The trip started with the alarm going off at 3am. After a quick cup of coffee, and a few more items loaded in the Dodge, we headed North. A quick pit stop in Berthoud to borrow a buddy's pop up camper, and we were on the way to the Mile. We were making good time until we hit the state line on 287, just miles short of the pass. All of a sudden there was terrible vibration and noise like we were dragging something behind us. Sparks flew from underneath the little Taos pop up as I yelled to my buddy, "Shut her down!" We crept to a stop on the shoulder and exited the truck. We were lucky to have a passing lane on our side to help with the limited traffic of 18 wheelers.
- Randy Hicks
Moving back along the drivers' side we immediately noticed we were lacking rubber. Not just a flat, the whole tire was gone. The rim had been reduced to a mere fraction of what it used to be. It was almost as if the wheel had exploded. We looked at each other in disbelief wondering how we had arrived at such a predicament. Thanks for having a spare. Let's get this puppy fixed and back on the road. 30 minutes tops.
As the mangled rim came off the hub our headlamps revealed the severity and cause of the problem. Somewhere in her travels the little Taos had run over a piece of baling wire. About a 50 foot piece that somehow grabbed a hold of the wheel and hub till it spun up nice and tight. We figure the wire either seized up the hub, or rubbed against the tire till it blew. Either case, we were lucky enough to have a multi tool with cutters to release the wire from the hub, and again she spun freely.
We slapped on the spare, tightened her up, and we were back in business. West Laramie Fly Shop should be open shortly, so we could pick up licenses, fuel up, and get to the Mile. As soon as we started to speed up I could hear and feel it. Something wasn't right. We pulled off the side and put on the headlamps again. It seems that when the rim blew, some of the flailing metal bent the rear side of the wheel well forward. When we let down on the jack it came in contact with the tire enough to rub a wear line in the last spare. We jacked it up, pulled off the almost ruined spare and looked at the sharp edge that was chewing up our last hope. The back side of a hatchet proved to be a good tool for camper body repair, and after watching the gnarled metal slowly bend back into place, we could give it a go again.
The rest of the interstate was negotiated without incident, the Hanna road was another story. The sub freezing temperatures were the only thing that allowed safe passage.
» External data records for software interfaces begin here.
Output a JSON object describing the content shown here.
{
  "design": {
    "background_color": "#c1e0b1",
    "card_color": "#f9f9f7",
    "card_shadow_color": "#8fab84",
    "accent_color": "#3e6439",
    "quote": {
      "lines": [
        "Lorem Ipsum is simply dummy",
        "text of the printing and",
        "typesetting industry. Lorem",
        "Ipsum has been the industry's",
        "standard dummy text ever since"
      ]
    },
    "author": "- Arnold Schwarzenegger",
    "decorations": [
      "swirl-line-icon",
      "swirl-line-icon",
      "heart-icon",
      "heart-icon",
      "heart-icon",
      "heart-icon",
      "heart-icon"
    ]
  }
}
The daily melting of drifted snow banks would have the road a sloppy mess by 10 or 11 am. The deep ruts and winding skid marks of previous travelers and fishermen were all over the place. This road may be impassible on the return tomorrow afternoon. March and April can always be an adventure getting into or out of the MILE.
As we pulled into the camp at split hole, a feeling of relief was sighed by both of us. We started to unload, then noticed the injured spare going flat. When things go haywire. Jesse said he would make the run into Casper for a replacement wheel and tire. I stayed to fish. I had him drop me at goose island and started to work up the west side of the Mile.
The first fish was a fat bow almost 18 inches long. The second didn't come till the top of the island, but once I found the spot, I caught a dozen before I looked at my watch and saw it had been almost 2 hours. Fish were eating the leech, the stone, and the annelid. My Scott switch rod was pushing 80-90 feet of line on some casts, and I know I had some long distance take downs that were over 100 feet downstream. This river is perfect for a 5wt or 6wt switch rod. You can chuck nymphs, swing streamers and soft hackles, or roll cast big stones and hoppers. You can reach fish that the single handers just can't touch.
A little while later I had fished up to the run just down from where we had parked the Taos, and I noticed she was all tished up and set up. I scanned the horizon for the silver dodge, and saw her headed downstream. I hiked back up towards the gravel road to get picked up and head back to camp. Jesse had found a wheel and tire at Wall Mart of all places. Seems all the Tire shops are closed on Sundays in Casper. I'll keep that in mind for next time.
The rest of the trip came off without a hitch. We did go home through Sinclair to avoid the rutted, muddy roads the Hanna route guaranteed. Fish are pushing up into the Mile for sure, and the lower runs seemed to produce best. Small swung soft hackles worked as good as the nymphs under indicators. Fishing should be excellent for lake run fish for the next several weeks. Purple san juans are hot right now, and Jesse fished one hard for the whole trip. We caught some nice fish but no "Mile Monster" on this go around. The weather was the nicest that I have experienced at the Mile to date. 55 degrees and no wind for one and a half days. The camping at the Mile carries a certain solitude that keeps me coming back. Should be about two weeks or so.